What Rising Interest Rates Mean for You for Mortgages, Savings and Investing
NEW YORK (MainStreet ) — The last time we saw interest rates begin to rise, hardly anybody had a Facebook account. It had just been launched. There was no Twitter. Friends had just aired its last episode. From June 2004 until the same month in 2006, the Federal Reserve punched up interest rates 17 times. Since then, rates have tumbled back to the basement. For some time now, economists have cried wolf about the return of rising interest rates, but the Fed is finally hinting just such a move may be sooner rather than later. Here’s what that will mean to you.
Hitting close to home
The biggest impact of higher interest rates will likely hit close to home for consumers: their mortgage. Conventional 30-year mortgages key off of long-term rates from the U.S. Treasury market. When Treasury rates go up, mortgage rates can move with them. But Russ Koesterich, chief investment strategist with BlackRock. is not looking for rates to rocket, but crawl.
“We're not expecting a particularly large backup in rates, and I think that's the most important point — call that somewhere between maybe 15 to 75 basis points,” Koesterich says. “Which still means interest rates, even if we're right, will end the year lower than they were at the end of 2013.”
That slow pace projection is echoed by Indraneel Karlekar, managing director for global research at Principal Real Estate Investors. Karlekar sees a snail’s pace climb in rates – with a favorable impact on commercial real estate.
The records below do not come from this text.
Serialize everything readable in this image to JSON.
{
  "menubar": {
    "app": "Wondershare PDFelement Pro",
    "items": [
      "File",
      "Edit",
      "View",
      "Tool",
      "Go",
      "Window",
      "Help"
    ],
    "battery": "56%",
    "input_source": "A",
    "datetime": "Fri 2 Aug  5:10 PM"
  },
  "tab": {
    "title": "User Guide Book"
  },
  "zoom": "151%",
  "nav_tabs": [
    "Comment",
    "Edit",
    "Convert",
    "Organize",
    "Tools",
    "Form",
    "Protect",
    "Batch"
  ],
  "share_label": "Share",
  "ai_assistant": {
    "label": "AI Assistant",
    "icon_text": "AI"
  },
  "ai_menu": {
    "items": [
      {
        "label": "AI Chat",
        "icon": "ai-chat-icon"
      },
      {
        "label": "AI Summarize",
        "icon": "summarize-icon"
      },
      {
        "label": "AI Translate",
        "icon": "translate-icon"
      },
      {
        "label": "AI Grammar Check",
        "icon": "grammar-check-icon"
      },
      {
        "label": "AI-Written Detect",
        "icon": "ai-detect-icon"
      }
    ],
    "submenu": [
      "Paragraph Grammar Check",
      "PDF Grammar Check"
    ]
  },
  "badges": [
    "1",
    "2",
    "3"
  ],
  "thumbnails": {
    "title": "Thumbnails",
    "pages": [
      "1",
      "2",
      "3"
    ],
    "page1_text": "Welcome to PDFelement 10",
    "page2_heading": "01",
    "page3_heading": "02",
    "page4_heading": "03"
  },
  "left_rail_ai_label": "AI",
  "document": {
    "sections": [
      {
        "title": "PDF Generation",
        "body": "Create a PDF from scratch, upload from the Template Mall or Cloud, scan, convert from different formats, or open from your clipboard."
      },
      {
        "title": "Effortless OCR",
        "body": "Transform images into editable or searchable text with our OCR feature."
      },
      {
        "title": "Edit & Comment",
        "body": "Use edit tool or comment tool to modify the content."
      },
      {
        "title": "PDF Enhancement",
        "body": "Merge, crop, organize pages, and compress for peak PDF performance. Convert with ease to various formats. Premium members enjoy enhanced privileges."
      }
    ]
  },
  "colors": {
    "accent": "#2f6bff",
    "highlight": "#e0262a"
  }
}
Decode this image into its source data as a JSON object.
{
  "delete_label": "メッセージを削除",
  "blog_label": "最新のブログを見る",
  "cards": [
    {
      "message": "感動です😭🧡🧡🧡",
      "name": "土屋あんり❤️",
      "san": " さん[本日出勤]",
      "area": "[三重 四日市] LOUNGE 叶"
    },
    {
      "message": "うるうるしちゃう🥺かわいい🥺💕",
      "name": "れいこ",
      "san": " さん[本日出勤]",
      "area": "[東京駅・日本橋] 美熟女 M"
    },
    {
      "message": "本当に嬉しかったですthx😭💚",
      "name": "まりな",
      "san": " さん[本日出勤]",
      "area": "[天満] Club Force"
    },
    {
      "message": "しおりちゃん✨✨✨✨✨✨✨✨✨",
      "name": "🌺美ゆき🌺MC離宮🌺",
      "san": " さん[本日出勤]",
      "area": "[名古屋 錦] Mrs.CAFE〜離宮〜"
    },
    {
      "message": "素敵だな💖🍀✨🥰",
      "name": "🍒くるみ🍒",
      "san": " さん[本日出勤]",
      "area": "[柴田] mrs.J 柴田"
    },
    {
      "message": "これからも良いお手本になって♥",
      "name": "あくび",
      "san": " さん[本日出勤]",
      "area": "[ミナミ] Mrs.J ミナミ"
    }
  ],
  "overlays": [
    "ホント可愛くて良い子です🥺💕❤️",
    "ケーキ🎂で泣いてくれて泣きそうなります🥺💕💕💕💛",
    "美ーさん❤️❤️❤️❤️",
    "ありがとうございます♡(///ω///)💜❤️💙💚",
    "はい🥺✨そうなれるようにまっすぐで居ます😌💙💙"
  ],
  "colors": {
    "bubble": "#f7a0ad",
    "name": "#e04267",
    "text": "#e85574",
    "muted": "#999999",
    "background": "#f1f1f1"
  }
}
“Like other risk assets, commercial real estate has been a key beneficiary of the Fed’s ultra-accommodative monetary policy. The downward revision in interest rate expectations suggests that the capital market tailwinds that have been so beneficial to commercial real estate may still have some room to run,” Karlekar wrote in a recent research note.
Little demand for loans
Why are interest rates so low – and what’s keeping them there? There's simply not much demand for money. Consumers are not borrowing the way they did 10 or 20 years ago, whether you look at the housing market or other consumer loans .
The Federal Reserve Bank of New York reported last week that there has been little change in credit application rates over the past 12 months, while credit rejection rates have declined. The
credit market is easing, but demand hasn’t followed. That may be changing. Consumers surveyed by the Fed expressed a likelihood of applying for credit over the next 12 months — particularly in mortgage refinancing.
“The other driver is that we have this very unusual condition, nothing that any of us have seen in our lifetimes, where the central bank, the Fed, has basically anchored short-term rates at zero — and has kept them there for years,” Koesterich adds.
But higher interest rates, even if rising at a glacial pace, will eventually affect our pocketbooks — with rates creeping up on mortgages, credit cards and car loans.
Income investors would welcome a boost in rates for savings accounts, money market funds and certificates of deposit, but don't look for big gains here, either. With savings accounts currently paying under 0.5%, we could be years away from seeing meaningful returns.
“We think the Fed is going to take their time, and for older individuals who are dependent upon income or for anyone who is looking to get a return on their money, it's still going to be an environment where most instruments are paying a very, very low rate,” Koesterich says.
The central bank is targeting a fed funds rate near 3.75%, but Janus Funds bond expert Bill Gross thinks a neutral rate, in which the economy is neither "too hot" or "too cold," might be somewhere closer to 2%. That's a long, slow climb from what has been essentially zero.
"The Fed has to be very careful. They have to take their time — three or four years — in terms of reaching that ultimate rate," Gross told CNBC on Wednesday.
And as rates rise, bond prices fall. On the other hand, yields rise. Investors who hold an individual bond to maturity won’t necessarily need to worry about what happens in the meantime, but bond mutual funds will likely see some losses along the way.
What about the stock market?
Corporate America has been the benefactor of low rates for some time. With the cheap cost of borrowing combined with slow wage growth, U.S. companies have never been more profitable. The result: a booming stock market. It's been an unusually smooth ride for the past two to three years. Going forward, it may be a bit bumpier .Source: www.mainstreet.com